  23. Implications of the Theory • Minorities are not the ones thinking in a creative way, instead they are stimulating the majority to think in a more creative way. • Minority dissent even when wrong is of value because it makes a group more creative. • Contrast with “Value in Diversity” hypothesis. Minority viewpoints are not of value because of the content of what they have to say but rather because of the productive conflict that occurs when you engage them in a debate.

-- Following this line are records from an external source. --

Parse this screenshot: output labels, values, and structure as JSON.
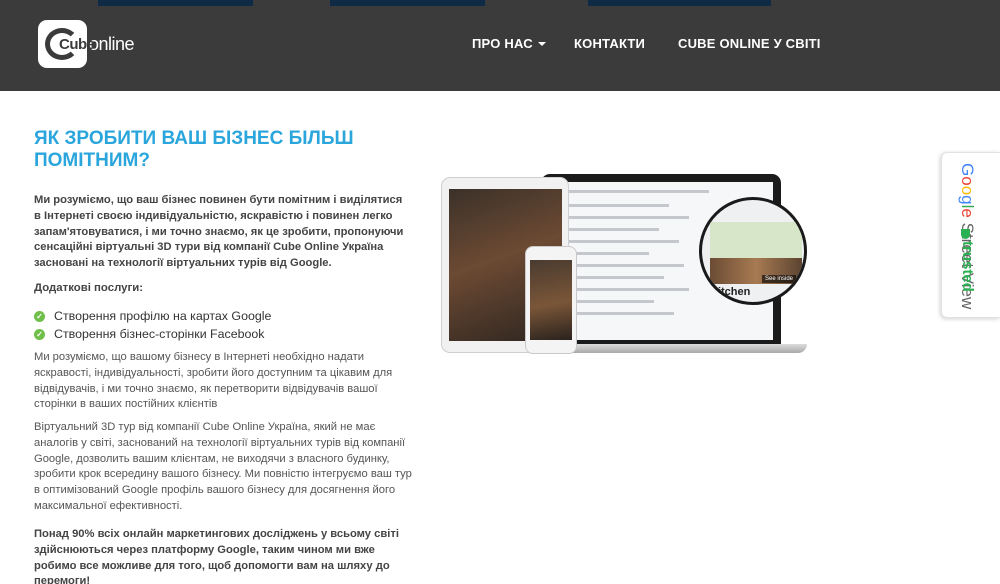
{
  "header": {
    "logo_text": "online",
    "logo_mark": "Cube",
    "nav": [
      {
        "label": "ПРО НАС",
        "has_dropdown": true
      },
      {
        "label": "КОНТАКТИ",
        "has_dropdown": false
      },
      {
        "label": "CUBE ONLINE У СВІТІ",
        "has_dropdown": false
      }
    ]
  },
  "main": {
    "title": "ЯК ЗРОБИТИ ВАШ БІЗНЕС БІЛЬШ ПОМІТНИМ?",
    "intro": "Ми розуміємо, що ваш бізнес повинен бути помітним і виділятися в Інтернеті своєю індивідуальністю, яскравістю і повинен легко запам'ятовуватися, і ми точно знаємо, як це зробити, пропонуючи сенсаційні віртуальні 3D  тури від компанії Cube Online Україна засновані на технології віртуальних турів від Google.",
    "services_heading": "Додаткові послуги:",
    "services": [
      "Створення профілю на картах Google",
      "Створення бізнес-сторінки Facebook"
    ],
    "para2": "Ми розуміємо, що вашому бізнесу в Інтернеті необхідно надати яскравості, індивідуальності, зробити його доступним та цікавим для відвідувачів, і ми точно знаємо, як перетворити відвідувачів вашої сторінки в ваших постійних клієнтів",
    "para3": "Віртуальний 3D тур від компанії Cube Online Україна, який не має аналогів у світі, заснований на технології віртуальних турів від компанії Google, дозволить вашим клієнтам, не виходячи з власного будинку, зробити крок всередину вашого бізнесу. Ми повністю інтегруємо ваш тур в оптимізований Google профіль вашого бізнесу для досягнення його максимальної ефективності.",
    "para4": "Понад 90% всіх онлайн маркетингових досліджень у всьому світі здійснюються через платформу Google, таким  чином ми вже робимо все можливе для того, щоб  допомогти вам на шляху до перемоги!"
  },
  "illustration": {
    "magnifier_label": "Kitchen",
    "magnifier_badge": "See inside"
  },
  "badge": {
    "google": [
      "G",
      "o",
      "o",
      "g",
      "l",
      "e"
    ],
    "street_view": "Street View",
    "trusted": "trusted"
  },
  "colors": {
    "header_bg": "#3b3b3b",
    "title": "#2aa6dc",
    "check": "#6fbf4a",
    "trusted": "#2bb052"
  }
}
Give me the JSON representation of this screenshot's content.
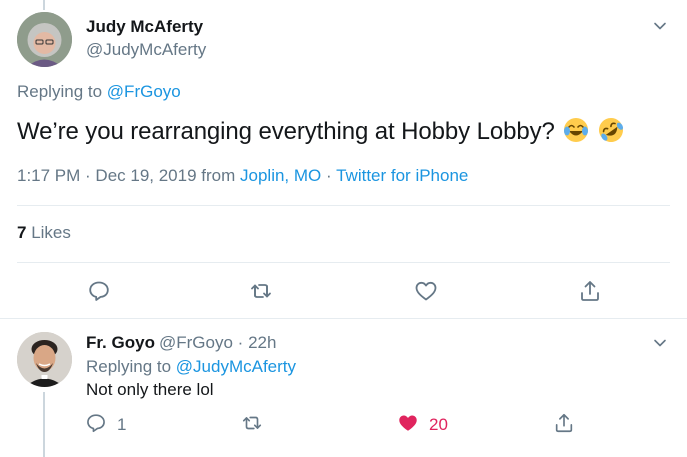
{
  "tweet": {
    "author_name": "Judy McAferty",
    "author_handle": "@JudyMcAferty",
    "replying_prefix": "Replying to",
    "replying_to": "@FrGoyo",
    "text": "We’re you rearranging everything at Hobby Lobby?",
    "emojis": [
      "joy-emoji",
      "rofl-emoji"
    ],
    "time": "1:17 PM · Dec 19, 2019 from",
    "location": "Joplin, MO",
    "separator": "·",
    "source": "Twitter for iPhone",
    "likes_count": "7",
    "likes_label": "Likes"
  },
  "reply": {
    "author_name": "Fr. Goyo",
    "author_handle": "@FrGoyo",
    "separator": "·",
    "time_ago": "22h",
    "replying_prefix": "Replying to",
    "replying_to": "@JudyMcAferty",
    "text": "Not only there lol",
    "reply_count": "1",
    "like_count": "20"
  },
  "colors": {
    "link": "#1b95e0",
    "secondary_text": "#657786",
    "liked_heart": "#e0245e",
    "divider": "#e6ecf0"
  },
  "icons": {
    "chevron": "chevron-down-icon",
    "reply": "reply-icon",
    "retweet": "retweet-icon",
    "like": "heart-icon",
    "share": "share-icon"
  }
}
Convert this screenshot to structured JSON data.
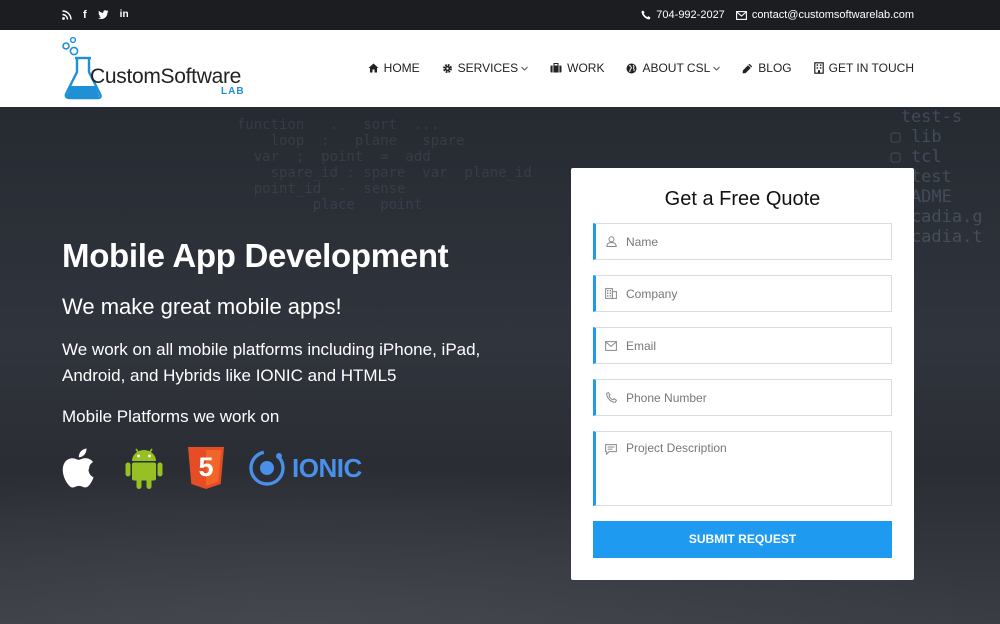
{
  "topbar": {
    "social": [
      "rss-icon",
      "facebook-icon",
      "twitter-icon",
      "linkedin-icon"
    ],
    "phone": "704-992-2027",
    "email": "contact@customsoftwarelab.com"
  },
  "logo": {
    "name": "CustomSoftware",
    "sub": "LAB"
  },
  "nav": [
    {
      "label": "HOME",
      "icon": "home-icon",
      "dropdown": false
    },
    {
      "label": "SERVICES",
      "icon": "gear-icon",
      "dropdown": true
    },
    {
      "label": "WORK",
      "icon": "briefcase-icon",
      "dropdown": false
    },
    {
      "label": "ABOUT CSL",
      "icon": "globe-icon",
      "dropdown": true
    },
    {
      "label": "BLOG",
      "icon": "pencil-icon",
      "dropdown": false
    },
    {
      "label": "GET IN TOUCH",
      "icon": "building-icon",
      "dropdown": false
    }
  ],
  "hero": {
    "title": "Mobile App Development",
    "subtitle": "We make great mobile apps!",
    "description": "We work on all mobile platforms including iPhone, iPad, Android,  and Hybrids like IONIC and HTML5",
    "platforms_label": "Mobile Platforms we work on",
    "ionic_word": "IONIC",
    "html5_mark": "5"
  },
  "quote_form": {
    "title": "Get a Free Quote",
    "fields": [
      {
        "placeholder": "Name",
        "icon": "user-icon",
        "value": ""
      },
      {
        "placeholder": "Company",
        "icon": "building-icon",
        "value": ""
      },
      {
        "placeholder": "Email",
        "icon": "envelope-icon",
        "value": ""
      },
      {
        "placeholder": "Phone Number",
        "icon": "phone-icon",
        "value": ""
      },
      {
        "placeholder": "Project Description",
        "icon": "comment-icon",
        "value": ""
      }
    ],
    "submit_label": "SUBMIT REQUEST"
  },
  "colors": {
    "accent": "#1e9af0",
    "topbar": "#1c1d20",
    "ionic": "#4a8fe8",
    "android": "#97c024",
    "html5": "#e44d26"
  }
}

  24. Practical Applications • Theory has been applied to at least 2 important areas in organizations. GROUP CREATIVITY: • Groups who think divergently are able to generate more novel and original ideas and ultimately come up with more creative solutions. A foundation for understanding innovation. GROUP DECISION MAKING • Decision making groups often “rush” toward a premature agreement without considering all the available alternatives. Therefore, minority influence can improve the quality of group decision making by leading a group to consider more alternatives prior to making a decision.

  25. Cloning Dissent: Devil’s Advocate • Clearly organizations should encourage dissent, but there are also disadvantages (e.g. cohesion, morale). • Can an organization encourage dissent without experiencing any drawbacks? (Nemeth, et al, 2001) • Devil’s Advocate: Dissent can be role-played by asking one person to disagree with a proposal.

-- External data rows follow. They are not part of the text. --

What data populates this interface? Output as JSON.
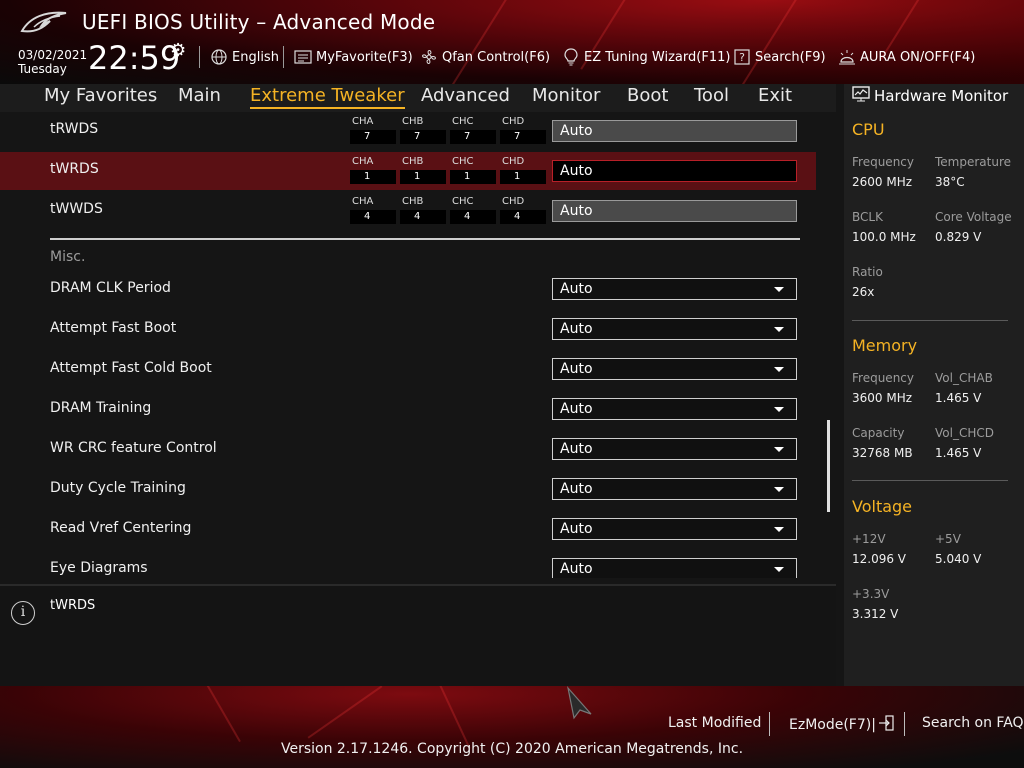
{
  "header": {
    "title": "UEFI BIOS Utility – Advanced Mode",
    "date": "03/02/2021",
    "day": "Tuesday",
    "time": "22:59",
    "toolbar": {
      "language": "English",
      "my_favorite": "MyFavorite(F3)",
      "qfan": "Qfan Control(F6)",
      "ez_tuning": "EZ Tuning Wizard(F11)",
      "search": "Search(F9)",
      "aura": "AURA ON/OFF(F4)"
    }
  },
  "nav": {
    "items": [
      "My Favorites",
      "Main",
      "Extreme Tweaker",
      "Advanced",
      "Monitor",
      "Boot",
      "Tool",
      "Exit"
    ],
    "active": "Extreme Tweaker"
  },
  "channel_rows": [
    {
      "label": "tRWDS",
      "channels": [
        {
          "name": "CHA",
          "value": "7"
        },
        {
          "name": "CHB",
          "value": "7"
        },
        {
          "name": "CHC",
          "value": "7"
        },
        {
          "name": "CHD",
          "value": "7"
        }
      ],
      "value": "Auto",
      "selected": false
    },
    {
      "label": "tWRDS",
      "channels": [
        {
          "name": "CHA",
          "value": "1"
        },
        {
          "name": "CHB",
          "value": "1"
        },
        {
          "name": "CHC",
          "value": "1"
        },
        {
          "name": "CHD",
          "value": "1"
        }
      ],
      "value": "Auto",
      "selected": true
    },
    {
      "label": "tWWDS",
      "channels": [
        {
          "name": "CHA",
          "value": "4"
        },
        {
          "name": "CHB",
          "value": "4"
        },
        {
          "name": "CHC",
          "value": "4"
        },
        {
          "name": "CHD",
          "value": "4"
        }
      ],
      "value": "Auto",
      "selected": false
    }
  ],
  "misc": {
    "header": "Misc.",
    "items": [
      {
        "label": "DRAM CLK Period",
        "value": "Auto"
      },
      {
        "label": "Attempt Fast Boot",
        "value": "Auto"
      },
      {
        "label": "Attempt Fast Cold Boot",
        "value": "Auto"
      },
      {
        "label": "DRAM Training",
        "value": "Auto"
      },
      {
        "label": "WR CRC feature Control",
        "value": "Auto"
      },
      {
        "label": "Duty Cycle Training",
        "value": "Auto"
      },
      {
        "label": "Read Vref Centering",
        "value": "Auto"
      },
      {
        "label": "Eye Diagrams",
        "value": "Auto"
      }
    ]
  },
  "help": {
    "text": "tWRDS"
  },
  "hardware_monitor": {
    "title": "Hardware Monitor",
    "cpu": {
      "title": "CPU",
      "frequency_label": "Frequency",
      "frequency": "2600 MHz",
      "temperature_label": "Temperature",
      "temperature": "38°C",
      "bclk_label": "BCLK",
      "bclk": "100.0 MHz",
      "core_voltage_label": "Core Voltage",
      "core_voltage": "0.829 V",
      "ratio_label": "Ratio",
      "ratio": "26x"
    },
    "memory": {
      "title": "Memory",
      "frequency_label": "Frequency",
      "frequency": "3600 MHz",
      "vol_chab_label": "Vol_CHAB",
      "vol_chab": "1.465 V",
      "capacity_label": "Capacity",
      "capacity": "32768 MB",
      "vol_chcd_label": "Vol_CHCD",
      "vol_chcd": "1.465 V"
    },
    "voltage": {
      "title": "Voltage",
      "v12_label": "+12V",
      "v12": "12.096 V",
      "v5_label": "+5V",
      "v5": "5.040 V",
      "v33_label": "+3.3V",
      "v33": "3.312 V"
    }
  },
  "footer": {
    "last_modified": "Last Modified",
    "ezmode": "EzMode(F7)|",
    "search_faq": "Search on FAQ",
    "version": "Version 2.17.1246. Copyright (C) 2020 American Megatrends, Inc."
  },
  "colors": {
    "accent": "#f5b324",
    "selected_row": "#5a1014",
    "header_red": "#9a0d12"
  }
}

  26. Devil’s Advocate Experiment • Subjects asked to make a decision about rewarding money in a personal injury case. • Case: Washing machine repairman who was injured on the job. His lost wages and medical bills were paid, but he was suing his employer for pain and suffering. • Award: (1) $1-$75K (2) $75K to 150K up to (8) more than $525K. • Most people would award either (1) or (2).

  27. Procedure • One member of the group was asked to: Devil’s Advocate • Play the role of devil’s advocate by taking a position contrary to the group’s decision. The entire group knew the person was instructed to take this role. Authentic Dissent • One person was asked to take a position of high compensation to the victim without the group knowing of these instructions.

  28. Results • Authentic Dissent: People generated more original arguments in favor of their position that went beyond the information given and anticipated more counter-arguments. • Devil’s Advocate: People generated more arguments in favor of their own position without taking into account other perspectives on the issue. Bottom Line: The Devil’s Advocate can actually make things worse!

  29. Recapitulate • Dissent stimulates the group to think divergently, to be more creative, to make better decisions. • These effects are independent of the group’s political ideology. • Authentic dissent cannot easily be “cloned” using techniques such as the Devil’s Advocate.